The Pakistani government on Wednesday condemned the US backing for a permanent seat for arch-rival India on the UN Security Council as "incomprehensible".
A federal cabinet resolution "expressed its serious concern and strong disappointment on the decision of the United States to support a permanent seat for India on the UN Security Council," a foreign ministry statement said.
"It is incomprehensible that the US has sought to support India, whose credentials with respect to observing UN charter principles and international law are at best chequered," the resolution said.
Addressing the Indian parliament earlier this week, visiting US President Barack Obama received rapturous applause when he said he looked forward to welcoming India as a permanent member of a reformed UN Security Council.
Islamabad and Washington are allies in the war against terrorism, but their relationship is strained, while nuclear-armed Pakistan and India are entrenched rivals.
They have fought three wars since independence from Britain in 1947, two of them over the disputed territory of Kashmir.
The resolution passed by the cabinet at a meeting chaired by Prime Minister Yousuf Raza Gilani, accused India of "disregard of Security Council resolutions on Jammu and Kashmir and gross and systematic violations of the fundamental human rights of the Kashmiri people".
A string of decades-old Security Council resolutions call for a referendum to allow the Kashmiri people to choose between India and Pakistan, but have never been implemented.
Obama on Monday backed India's quest for a permanent Security Council seat, inviting the world's largest democracy to take its "rightful" place at the summit of global power.
Obama also said that the United States could not "impose" a solution on India and Pakistan's dispute over Kashmir -- the trigger for two wars between the South Asian rivals.

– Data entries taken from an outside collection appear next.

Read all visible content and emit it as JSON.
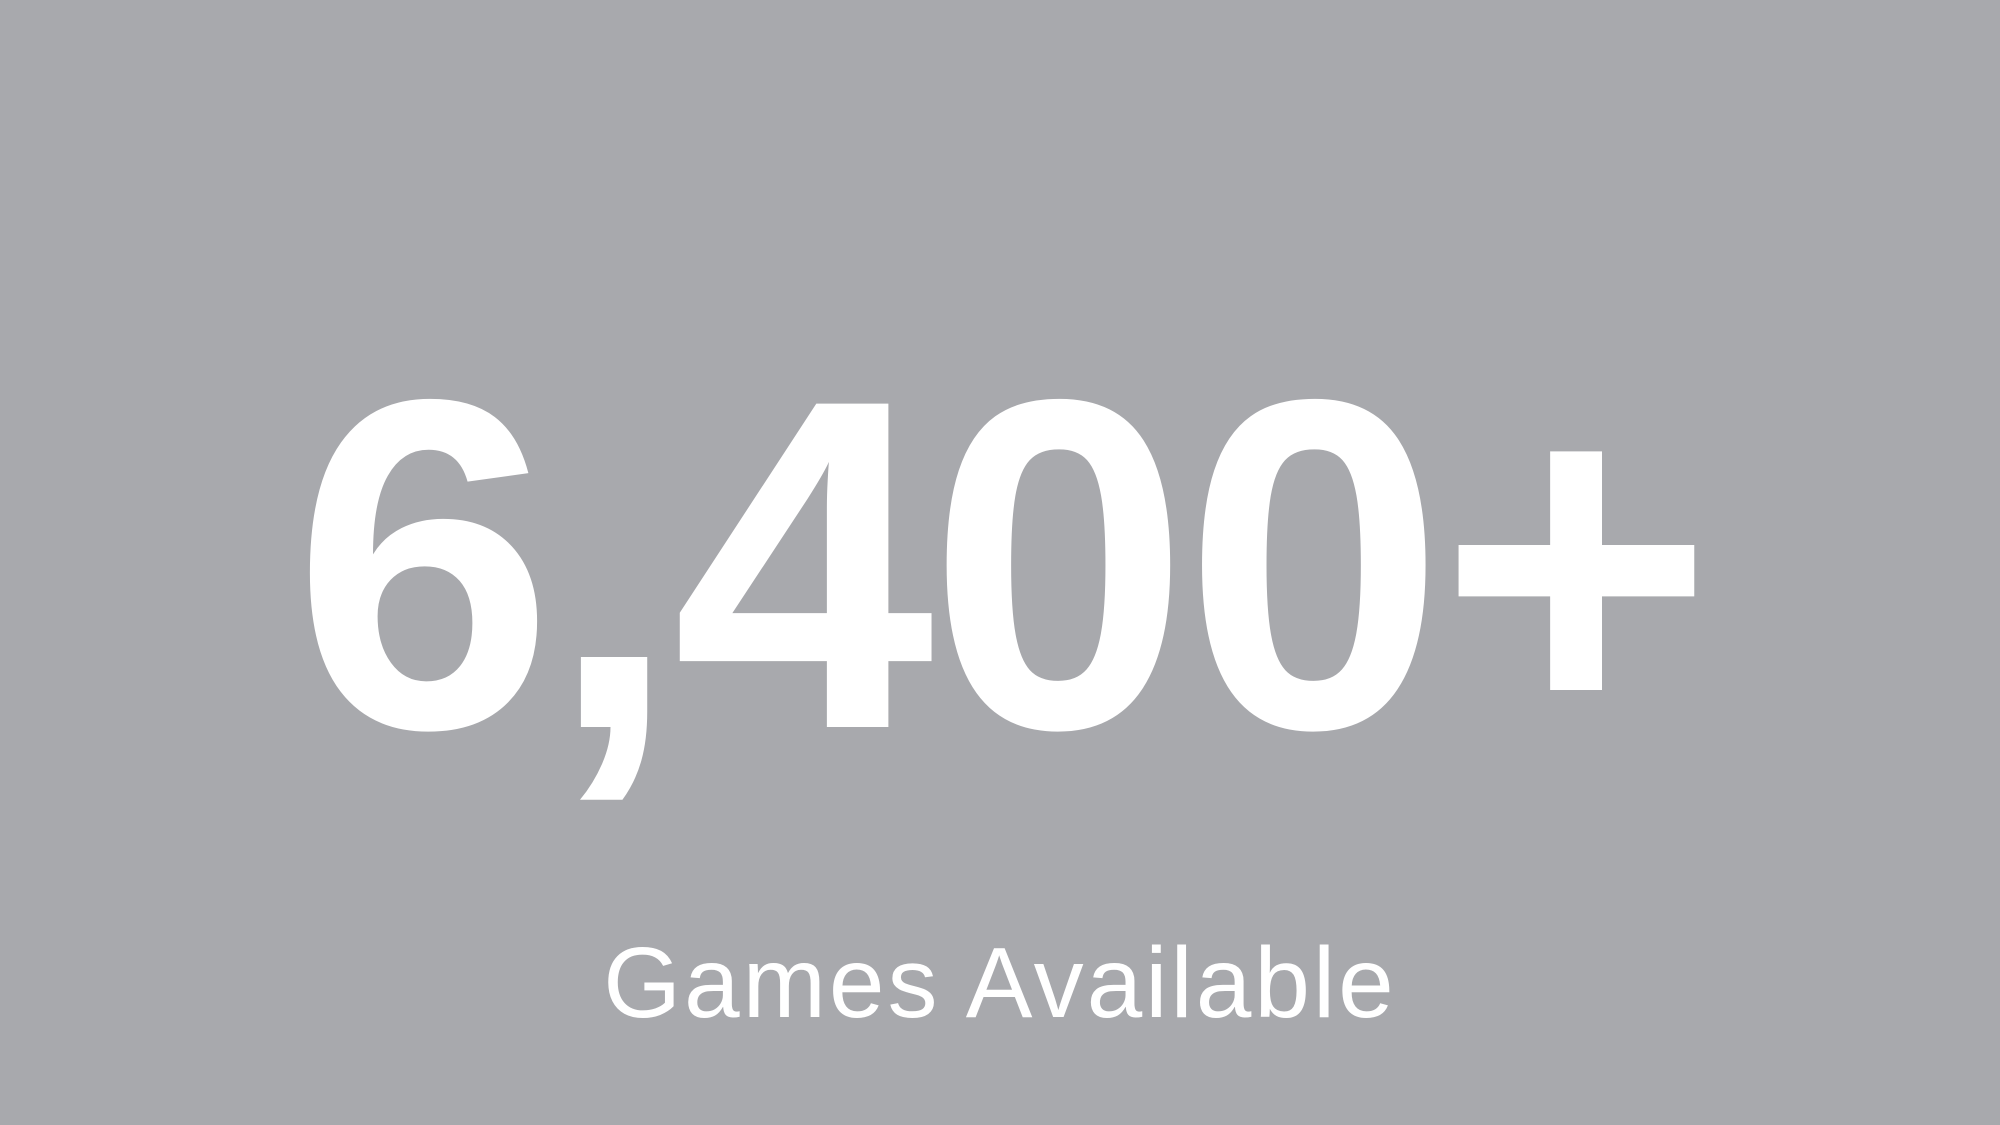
{
  "stat": {
    "value": "6,400+",
    "label": "Games Available"
  },
  "colors": {
    "background": "#a8a9ad",
    "text": "#ffffff"
  }
}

India has an estimated 500,000 troops in Kashmir, which is split into Indian- and Pakistani-administered parts. There has been a separatist insurgency in the Indian zone for 20 years.